This is also known as non-face-to-face brainstorming. There are a few ways to do this, but it’s ultimately about letting people come up with a single idea on their own time in their own setting. Sometimes, ideas will be swapped and shared in the middle of this process. For example, have participants submit their ideas via email throughout the day, so people can send good ideas on their own time and include links/notes of their own.
We’ve piloted a new style of brainstorming when we’re on a deadline, which we call the “Slackstorm.” We use Slack as our inter-office communications tool, and we recently started testing ways to connect various teams across coasts to tackle creative problems. The way it works is: set up a new Slack Channel specifically for the brainstorm, create a list of people to invite, and pin the brief at the top of the channel. Throughout the day ideas will roll in and spark other ideas. People pop in and out. Someone drops a link, which sparks half of an idea from someone else. It’s a very organic way of generating a lot of ideas quickly.
6. 6–3–5 Technique
Get six people together, individually write three ideas down on paper/post-its, then pass the ideas around and sit with them for five minutes each, iterating on each other’s ideas until you’ve come full circle. This is a fun format to shake up your thinking and get in sync with your team. It helps to have a diverse group of people from different areas of expertise in your brainstorms. You want everyone to bring their own unique perspective to the table, and outsiders often have the best ideas.
7. Association Method

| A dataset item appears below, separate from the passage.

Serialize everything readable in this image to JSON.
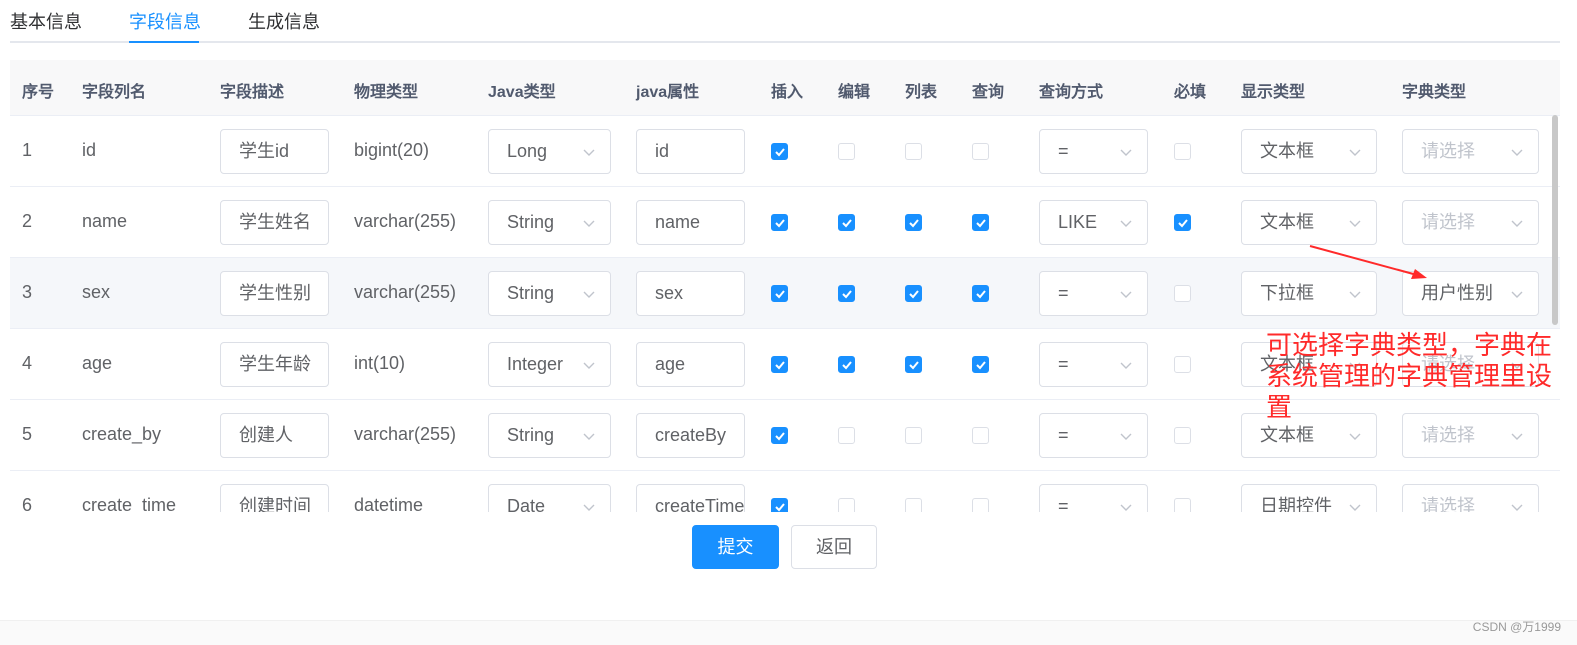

Also known as mind-mapping, this is where individuals write down as many ideas as they can around a given topic. Then you’ll share ideas by merging them together into an ‘idea map’ and distilling from there. Look for through-lines. Is there a center of gravity around which most ideas are hovering? Use this as a clue to keep exploring.